Eric Bordelet, former sommelier at the three-star Arpège in Paris, is raising cider to the level of fine wine at his estate in this tiny town, 120 miles west of the capital. Inspired by his friend and mentor, the brilliant Pouilly-sur-Loire winemaker Didier Dagueneau, Bordelet has been applying winemaking techniques to cider production with brilliant results. Just as the most complex wines come from old vines, so does Bordelet cider come from old trees, for instance heirloom varietal apple trees 40 to 50 years old. Like a winemaker, Bordelet ferments the cider to different levels of dryness, producing brut (bone dry) or doux (slightly sweet) bottlings, both slightly pétillant, or fizzy. Either makes a fine apéritif, but they also go beautifully with food, from fish to white meats.
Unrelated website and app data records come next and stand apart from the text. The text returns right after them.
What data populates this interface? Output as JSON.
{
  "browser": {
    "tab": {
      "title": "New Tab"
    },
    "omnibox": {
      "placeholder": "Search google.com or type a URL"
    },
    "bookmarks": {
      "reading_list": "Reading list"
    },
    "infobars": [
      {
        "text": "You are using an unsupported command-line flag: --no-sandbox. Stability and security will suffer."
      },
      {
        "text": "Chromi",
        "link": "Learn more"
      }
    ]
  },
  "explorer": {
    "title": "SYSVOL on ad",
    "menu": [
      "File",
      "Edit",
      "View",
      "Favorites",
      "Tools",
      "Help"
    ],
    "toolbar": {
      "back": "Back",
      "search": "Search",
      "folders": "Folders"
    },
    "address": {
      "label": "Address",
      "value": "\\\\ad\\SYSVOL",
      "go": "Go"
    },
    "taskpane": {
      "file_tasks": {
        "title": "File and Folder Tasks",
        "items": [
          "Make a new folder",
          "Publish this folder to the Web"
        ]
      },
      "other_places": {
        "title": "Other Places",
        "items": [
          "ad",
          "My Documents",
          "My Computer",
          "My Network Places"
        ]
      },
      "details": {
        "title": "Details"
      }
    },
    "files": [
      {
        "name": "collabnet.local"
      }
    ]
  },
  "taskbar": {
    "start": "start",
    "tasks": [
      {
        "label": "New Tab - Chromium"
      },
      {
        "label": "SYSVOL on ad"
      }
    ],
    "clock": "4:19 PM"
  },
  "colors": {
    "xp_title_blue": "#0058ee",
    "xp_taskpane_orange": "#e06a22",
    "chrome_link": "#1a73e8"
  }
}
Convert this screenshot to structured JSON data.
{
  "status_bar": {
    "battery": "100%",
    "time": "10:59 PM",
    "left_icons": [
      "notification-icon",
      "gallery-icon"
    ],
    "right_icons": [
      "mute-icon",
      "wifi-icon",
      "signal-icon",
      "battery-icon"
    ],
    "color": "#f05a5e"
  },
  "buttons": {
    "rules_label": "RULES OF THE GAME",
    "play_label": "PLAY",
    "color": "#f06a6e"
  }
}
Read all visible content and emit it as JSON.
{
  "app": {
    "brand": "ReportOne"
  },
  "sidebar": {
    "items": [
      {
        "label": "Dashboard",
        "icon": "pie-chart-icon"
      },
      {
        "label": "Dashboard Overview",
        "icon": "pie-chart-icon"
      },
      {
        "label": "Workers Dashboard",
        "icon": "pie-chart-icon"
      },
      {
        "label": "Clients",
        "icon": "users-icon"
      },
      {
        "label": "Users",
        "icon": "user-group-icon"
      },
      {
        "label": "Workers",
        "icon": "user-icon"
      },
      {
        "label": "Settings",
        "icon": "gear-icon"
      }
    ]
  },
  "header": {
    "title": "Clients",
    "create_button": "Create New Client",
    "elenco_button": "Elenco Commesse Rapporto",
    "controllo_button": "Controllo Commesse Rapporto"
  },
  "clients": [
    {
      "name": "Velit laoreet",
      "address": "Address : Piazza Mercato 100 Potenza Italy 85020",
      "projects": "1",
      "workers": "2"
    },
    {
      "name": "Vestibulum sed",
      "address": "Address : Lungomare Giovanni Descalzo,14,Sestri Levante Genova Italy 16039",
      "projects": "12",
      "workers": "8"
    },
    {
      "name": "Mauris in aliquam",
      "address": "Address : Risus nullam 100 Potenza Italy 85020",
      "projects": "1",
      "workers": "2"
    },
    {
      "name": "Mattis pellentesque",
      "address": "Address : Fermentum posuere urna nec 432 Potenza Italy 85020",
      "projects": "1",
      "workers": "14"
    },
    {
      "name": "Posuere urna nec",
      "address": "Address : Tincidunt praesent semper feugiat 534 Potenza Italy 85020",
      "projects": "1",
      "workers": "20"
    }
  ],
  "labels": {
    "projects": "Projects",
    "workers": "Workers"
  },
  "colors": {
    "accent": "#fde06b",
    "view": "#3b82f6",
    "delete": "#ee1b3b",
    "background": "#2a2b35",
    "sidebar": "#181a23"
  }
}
The apex of Bordelet's portfolio is a pair of special cuvées, Sydre Argelette (apple) and Poiré Granite, produced from 300-year-old pear trees. The latter has a fine, lacy texture and the finish of a Grand Cru. Imported by Beaune Imports, Berkeley, CA; 510-841-9815; fax 510-841-9816.
Applying winemaking techniques to cider production